If you decide to change that class’ actions as your application grows either in size or complexity, you should be able to do this safely without the worry that multiple tests outside of that class will break. Classes shouldn’t care about how another class does what it does, just feel safe in the knowledge that they can ask it to do something and it will.

How to achieve it?

Think about how reliant your class is on knowing intricate details about another class in order to achieve its functionality. This may raise questions about whether your classes are safely encapsulated and whether they are indeed singly responsible. If you have the time, test your application by making a change to a data structure, (e.g changing how my board is stored from an array to a hash) and see what happens when you do.


What is it?

Polymorphism put simply, refers to one action which is performed in different ways. As I’ve come to understand it, polymorphism is generally supported by having parent and child classes. As children of a parent superclass, subclasses inherit behaviours, however how they enact those behaviours differs.

Why does it matter?

Polymorphic classes support encapsulation as they allow multiple child classes to inherit the same properties and behaviour. An external class which needs to interact with these multiple children doesn’t need to know which child it’s interacting with. It simply knows that all of them have a method that it can send the same message to and receive a response from. How that specific child produces that response is of no concern.

If you were building an application for a store which needs to deal with multiple product types but which all have the same properties, e.g. weight, you can have one other class which can call .weight on all these different products easily and receive the weight value.

My visual description of what my class structure for different player types might look like if it were polymorphic.

How to achieve it?

Thinking of the picture below, in a game of chess you might have a parent class ChessPiece. Child classes of ChessPiece would be the various individual pieces such as Pawn orRook which all have a method move_piece. According to the rules for how that piece calculates and makes it’s move, the details of how they produce their move will differ. However our Game will simply be concerned that it can call pawn.move_piece or rook.move_piece, and will receive a response from whichever child move_piece is called on.

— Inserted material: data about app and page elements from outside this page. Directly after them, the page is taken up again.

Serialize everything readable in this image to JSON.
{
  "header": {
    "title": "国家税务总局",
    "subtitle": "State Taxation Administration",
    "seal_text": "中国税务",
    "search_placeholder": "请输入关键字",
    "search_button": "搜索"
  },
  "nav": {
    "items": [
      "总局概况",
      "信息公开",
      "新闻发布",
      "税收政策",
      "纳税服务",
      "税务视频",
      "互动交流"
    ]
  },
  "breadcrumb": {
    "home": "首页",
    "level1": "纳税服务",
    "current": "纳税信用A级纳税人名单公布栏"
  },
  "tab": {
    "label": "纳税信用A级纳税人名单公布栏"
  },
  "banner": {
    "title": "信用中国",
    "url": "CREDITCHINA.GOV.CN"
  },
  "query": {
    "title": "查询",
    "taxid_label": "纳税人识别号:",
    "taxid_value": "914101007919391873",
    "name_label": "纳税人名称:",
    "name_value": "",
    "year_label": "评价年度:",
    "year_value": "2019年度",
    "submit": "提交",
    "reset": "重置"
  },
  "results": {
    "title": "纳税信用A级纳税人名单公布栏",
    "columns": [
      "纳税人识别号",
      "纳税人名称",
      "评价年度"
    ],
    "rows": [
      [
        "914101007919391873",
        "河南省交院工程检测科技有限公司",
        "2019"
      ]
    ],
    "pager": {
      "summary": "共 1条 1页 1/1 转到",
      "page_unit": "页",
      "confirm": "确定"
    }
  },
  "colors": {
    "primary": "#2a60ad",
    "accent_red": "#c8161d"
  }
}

Duck types

What is it?

Whilst I’d originally thought that this was exactly the same as polymorphism, it turns out that there are subtle differences between the two.

As I don’t actually have a Player superclass in my application, my Human and Computer are simple duck types which my Game is able to interact with when it calls current_player.get_move. In this way, my Game only cares that the class it’s interacting with has a method name which matches the one it’s looking for and that it gets a response that it can handle.

My visual description of how my Human and Computer classes are duck typed

Why does it matter?

This maintains SRP and encapsulation as Game doesn’t have to be concerned with whether it’s interacting with a duck or not, just that the thing quacks when asked.

How to achieve it?

If you create a method of the same name in different classes, which can be called by a separate class, you have created a duck type. Be careful to ensure that:

  • this is intentional (in all other circumstances you wouldn’t usually have the same method name across classes in your application), and
  • that the return value is one which the external class calling the method can handle
Screenshot of my Game class, which is able to call get_move irrespective of whether the current player is human or is a computer.

Learning about these four areas has already highlighted many ways in which my application can be better coded. I’m prepared for breaking tests whilst I fix these!!

(Note: further explanations about what objects and classes are have been omitted).